:: DATA TO USE
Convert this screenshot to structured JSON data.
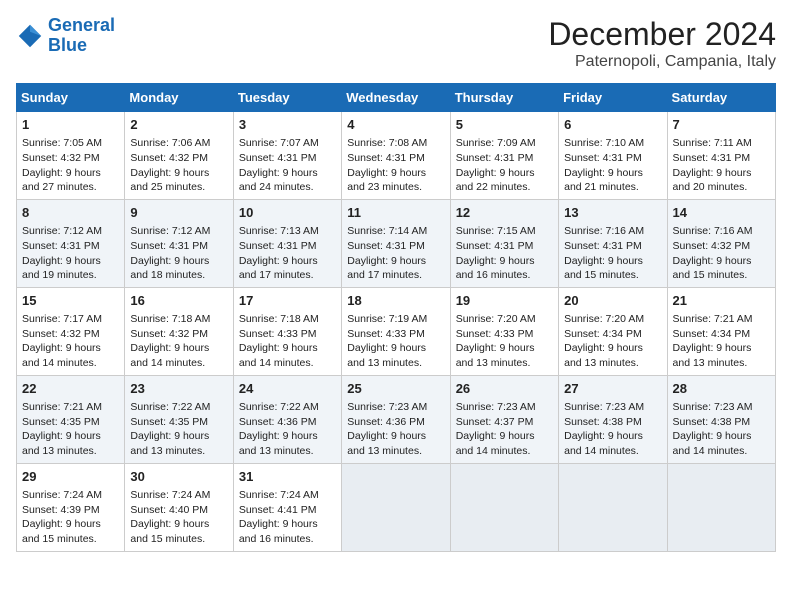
{
  "header": {
    "logo_line1": "General",
    "logo_line2": "Blue",
    "title": "December 2024",
    "subtitle": "Paternopoli, Campania, Italy"
  },
  "days_of_week": [
    "Sunday",
    "Monday",
    "Tuesday",
    "Wednesday",
    "Thursday",
    "Friday",
    "Saturday"
  ],
  "weeks": [
    [
      {
        "day": "1",
        "lines": [
          "Sunrise: 7:05 AM",
          "Sunset: 4:32 PM",
          "Daylight: 9 hours",
          "and 27 minutes."
        ]
      },
      {
        "day": "2",
        "lines": [
          "Sunrise: 7:06 AM",
          "Sunset: 4:32 PM",
          "Daylight: 9 hours",
          "and 25 minutes."
        ]
      },
      {
        "day": "3",
        "lines": [
          "Sunrise: 7:07 AM",
          "Sunset: 4:31 PM",
          "Daylight: 9 hours",
          "and 24 minutes."
        ]
      },
      {
        "day": "4",
        "lines": [
          "Sunrise: 7:08 AM",
          "Sunset: 4:31 PM",
          "Daylight: 9 hours",
          "and 23 minutes."
        ]
      },
      {
        "day": "5",
        "lines": [
          "Sunrise: 7:09 AM",
          "Sunset: 4:31 PM",
          "Daylight: 9 hours",
          "and 22 minutes."
        ]
      },
      {
        "day": "6",
        "lines": [
          "Sunrise: 7:10 AM",
          "Sunset: 4:31 PM",
          "Daylight: 9 hours",
          "and 21 minutes."
        ]
      },
      {
        "day": "7",
        "lines": [
          "Sunrise: 7:11 AM",
          "Sunset: 4:31 PM",
          "Daylight: 9 hours",
          "and 20 minutes."
        ]
      }
    ],
    [
      {
        "day": "8",
        "lines": [
          "Sunrise: 7:12 AM",
          "Sunset: 4:31 PM",
          "Daylight: 9 hours",
          "and 19 minutes."
        ]
      },
      {
        "day": "9",
        "lines": [
          "Sunrise: 7:12 AM",
          "Sunset: 4:31 PM",
          "Daylight: 9 hours",
          "and 18 minutes."
        ]
      },
      {
        "day": "10",
        "lines": [
          "Sunrise: 7:13 AM",
          "Sunset: 4:31 PM",
          "Daylight: 9 hours",
          "and 17 minutes."
        ]
      },
      {
        "day": "11",
        "lines": [
          "Sunrise: 7:14 AM",
          "Sunset: 4:31 PM",
          "Daylight: 9 hours",
          "and 17 minutes."
        ]
      },
      {
        "day": "12",
        "lines": [
          "Sunrise: 7:15 AM",
          "Sunset: 4:31 PM",
          "Daylight: 9 hours",
          "and 16 minutes."
        ]
      },
      {
        "day": "13",
        "lines": [
          "Sunrise: 7:16 AM",
          "Sunset: 4:31 PM",
          "Daylight: 9 hours",
          "and 15 minutes."
        ]
      },
      {
        "day": "14",
        "lines": [
          "Sunrise: 7:16 AM",
          "Sunset: 4:32 PM",
          "Daylight: 9 hours",
          "and 15 minutes."
        ]
      }
    ],
    [
      {
        "day": "15",
        "lines": [
          "Sunrise: 7:17 AM",
          "Sunset: 4:32 PM",
          "Daylight: 9 hours",
          "and 14 minutes."
        ]
      },
      {
        "day": "16",
        "lines": [
          "Sunrise: 7:18 AM",
          "Sunset: 4:32 PM",
          "Daylight: 9 hours",
          "and 14 minutes."
        ]
      },
      {
        "day": "17",
        "lines": [
          "Sunrise: 7:18 AM",
          "Sunset: 4:33 PM",
          "Daylight: 9 hours",
          "and 14 minutes."
        ]
      },
      {
        "day": "18",
        "lines": [
          "Sunrise: 7:19 AM",
          "Sunset: 4:33 PM",
          "Daylight: 9 hours",
          "and 13 minutes."
        ]
      },
      {
        "day": "19",
        "lines": [
          "Sunrise: 7:20 AM",
          "Sunset: 4:33 PM",
          "Daylight: 9 hours",
          "and 13 minutes."
        ]
      },
      {
        "day": "20",
        "lines": [
          "Sunrise: 7:20 AM",
          "Sunset: 4:34 PM",
          "Daylight: 9 hours",
          "and 13 minutes."
        ]
      },
      {
        "day": "21",
        "lines": [
          "Sunrise: 7:21 AM",
          "Sunset: 4:34 PM",
          "Daylight: 9 hours",
          "and 13 minutes."
        ]
      }
    ],
    [
      {
        "day": "22",
        "lines": [
          "Sunrise: 7:21 AM",
          "Sunset: 4:35 PM",
          "Daylight: 9 hours",
          "and 13 minutes."
        ]
      },
      {
        "day": "23",
        "lines": [
          "Sunrise: 7:22 AM",
          "Sunset: 4:35 PM",
          "Daylight: 9 hours",
          "and 13 minutes."
        ]
      },
      {
        "day": "24",
        "lines": [
          "Sunrise: 7:22 AM",
          "Sunset: 4:36 PM",
          "Daylight: 9 hours",
          "and 13 minutes."
        ]
      },
      {
        "day": "25",
        "lines": [
          "Sunrise: 7:23 AM",
          "Sunset: 4:36 PM",
          "Daylight: 9 hours",
          "and 13 minutes."
        ]
      },
      {
        "day": "26",
        "lines": [
          "Sunrise: 7:23 AM",
          "Sunset: 4:37 PM",
          "Daylight: 9 hours",
          "and 14 minutes."
        ]
      },
      {
        "day": "27",
        "lines": [
          "Sunrise: 7:23 AM",
          "Sunset: 4:38 PM",
          "Daylight: 9 hours",
          "and 14 minutes."
        ]
      },
      {
        "day": "28",
        "lines": [
          "Sunrise: 7:23 AM",
          "Sunset: 4:38 PM",
          "Daylight: 9 hours",
          "and 14 minutes."
        ]
      }
    ],
    [
      {
        "day": "29",
        "lines": [
          "Sunrise: 7:24 AM",
          "Sunset: 4:39 PM",
          "Daylight: 9 hours",
          "and 15 minutes."
        ]
      },
      {
        "day": "30",
        "lines": [
          "Sunrise: 7:24 AM",
          "Sunset: 4:40 PM",
          "Daylight: 9 hours",
          "and 15 minutes."
        ]
      },
      {
        "day": "31",
        "lines": [
          "Sunrise: 7:24 AM",
          "Sunset: 4:41 PM",
          "Daylight: 9 hours",
          "and 16 minutes."
        ]
      },
      null,
      null,
      null,
      null
    ]
  ]
}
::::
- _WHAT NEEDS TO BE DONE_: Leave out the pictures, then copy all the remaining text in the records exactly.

- _OUTPUT BELOW_:
Convert this screenshot to structured JSON data.
{
  "header": {
    "logo_line1": "General",
    "logo_line2": "Blue",
    "title": "December 2024",
    "subtitle": "Paternopoli, Campania, Italy"
  },
  "days_of_week": [
    "Sunday",
    "Monday",
    "Tuesday",
    "Wednesday",
    "Thursday",
    "Friday",
    "Saturday"
  ],
  "weeks": [
    [
      {
        "day": "1",
        "lines": [
          "Sunrise: 7:05 AM",
          "Sunset: 4:32 PM",
          "Daylight: 9 hours",
          "and 27 minutes."
        ]
      },
      {
        "day": "2",
        "lines": [
          "Sunrise: 7:06 AM",
          "Sunset: 4:32 PM",
          "Daylight: 9 hours",
          "and 25 minutes."
        ]
      },
      {
        "day": "3",
        "lines": [
          "Sunrise: 7:07 AM",
          "Sunset: 4:31 PM",
          "Daylight: 9 hours",
          "and 24 minutes."
        ]
      },
      {
        "day": "4",
        "lines": [
          "Sunrise: 7:08 AM",
          "Sunset: 4:31 PM",
          "Daylight: 9 hours",
          "and 23 minutes."
        ]
      },
      {
        "day": "5",
        "lines": [
          "Sunrise: 7:09 AM",
          "Sunset: 4:31 PM",
          "Daylight: 9 hours",
          "and 22 minutes."
        ]
      },
      {
        "day": "6",
        "lines": [
          "Sunrise: 7:10 AM",
          "Sunset: 4:31 PM",
          "Daylight: 9 hours",
          "and 21 minutes."
        ]
      },
      {
        "day": "7",
        "lines": [
          "Sunrise: 7:11 AM",
          "Sunset: 4:31 PM",
          "Daylight: 9 hours",
          "and 20 minutes."
        ]
      }
    ],
    [
      {
        "day": "8",
        "lines": [
          "Sunrise: 7:12 AM",
          "Sunset: 4:31 PM",
          "Daylight: 9 hours",
          "and 19 minutes."
        ]
      },
      {
        "day": "9",
        "lines": [
          "Sunrise: 7:12 AM",
          "Sunset: 4:31 PM",
          "Daylight: 9 hours",
          "and 18 minutes."
        ]
      },
      {
        "day": "10",
        "lines": [
          "Sunrise: 7:13 AM",
          "Sunset: 4:31 PM",
          "Daylight: 9 hours",
          "and 17 minutes."
        ]
      },
      {
        "day": "11",
        "lines": [
          "Sunrise: 7:14 AM",
          "Sunset: 4:31 PM",
          "Daylight: 9 hours",
          "and 17 minutes."
        ]
      },
      {
        "day": "12",
        "lines": [
          "Sunrise: 7:15 AM",
          "Sunset: 4:31 PM",
          "Daylight: 9 hours",
          "and 16 minutes."
        ]
      },
      {
        "day": "13",
        "lines": [
          "Sunrise: 7:16 AM",
          "Sunset: 4:31 PM",
          "Daylight: 9 hours",
          "and 15 minutes."
        ]
      },
      {
        "day": "14",
        "lines": [
          "Sunrise: 7:16 AM",
          "Sunset: 4:32 PM",
          "Daylight: 9 hours",
          "and 15 minutes."
        ]
      }
    ],
    [
      {
        "day": "15",
        "lines": [
          "Sunrise: 7:17 AM",
          "Sunset: 4:32 PM",
          "Daylight: 9 hours",
          "and 14 minutes."
        ]
      },
      {
        "day": "16",
        "lines": [
          "Sunrise: 7:18 AM",
          "Sunset: 4:32 PM",
          "Daylight: 9 hours",
          "and 14 minutes."
        ]
      },
      {
        "day": "17",
        "lines": [
          "Sunrise: 7:18 AM",
          "Sunset: 4:33 PM",
          "Daylight: 9 hours",
          "and 14 minutes."
        ]
      },
      {
        "day": "18",
        "lines": [
          "Sunrise: 7:19 AM",
          "Sunset: 4:33 PM",
          "Daylight: 9 hours",
          "and 13 minutes."
        ]
      },
      {
        "day": "19",
        "lines": [
          "Sunrise: 7:20 AM",
          "Sunset: 4:33 PM",
          "Daylight: 9 hours",
          "and 13 minutes."
        ]
      },
      {
        "day": "20",
        "lines": [
          "Sunrise: 7:20 AM",
          "Sunset: 4:34 PM",
          "Daylight: 9 hours",
          "and 13 minutes."
        ]
      },
      {
        "day": "21",
        "lines": [
          "Sunrise: 7:21 AM",
          "Sunset: 4:34 PM",
          "Daylight: 9 hours",
          "and 13 minutes."
        ]
      }
    ],
    [
      {
        "day": "22",
        "lines": [
          "Sunrise: 7:21 AM",
          "Sunset: 4:35 PM",
          "Daylight: 9 hours",
          "and 13 minutes."
        ]
      },
      {
        "day": "23",
        "lines": [
          "Sunrise: 7:22 AM",
          "Sunset: 4:35 PM",
          "Daylight: 9 hours",
          "and 13 minutes."
        ]
      },
      {
        "day": "24",
        "lines": [
          "Sunrise: 7:22 AM",
          "Sunset: 4:36 PM",
          "Daylight: 9 hours",
          "and 13 minutes."
        ]
      },
      {
        "day": "25",
        "lines": [
          "Sunrise: 7:23 AM",
          "Sunset: 4:36 PM",
          "Daylight: 9 hours",
          "and 13 minutes."
        ]
      },
      {
        "day": "26",
        "lines": [
          "Sunrise: 7:23 AM",
          "Sunset: 4:37 PM",
          "Daylight: 9 hours",
          "and 14 minutes."
        ]
      },
      {
        "day": "27",
        "lines": [
          "Sunrise: 7:23 AM",
          "Sunset: 4:38 PM",
          "Daylight: 9 hours",
          "and 14 minutes."
        ]
      },
      {
        "day": "28",
        "lines": [
          "Sunrise: 7:23 AM",
          "Sunset: 4:38 PM",
          "Daylight: 9 hours",
          "and 14 minutes."
        ]
      }
    ],
    [
      {
        "day": "29",
        "lines": [
          "Sunrise: 7:24 AM",
          "Sunset: 4:39 PM",
          "Daylight: 9 hours",
          "and 15 minutes."
        ]
      },
      {
        "day": "30",
        "lines": [
          "Sunrise: 7:24 AM",
          "Sunset: 4:40 PM",
          "Daylight: 9 hours",
          "and 15 minutes."
        ]
      },
      {
        "day": "31",
        "lines": [
          "Sunrise: 7:24 AM",
          "Sunset: 4:41 PM",
          "Daylight: 9 hours",
          "and 16 minutes."
        ]
      },
      null,
      null,
      null,
      null
    ]
  ]
}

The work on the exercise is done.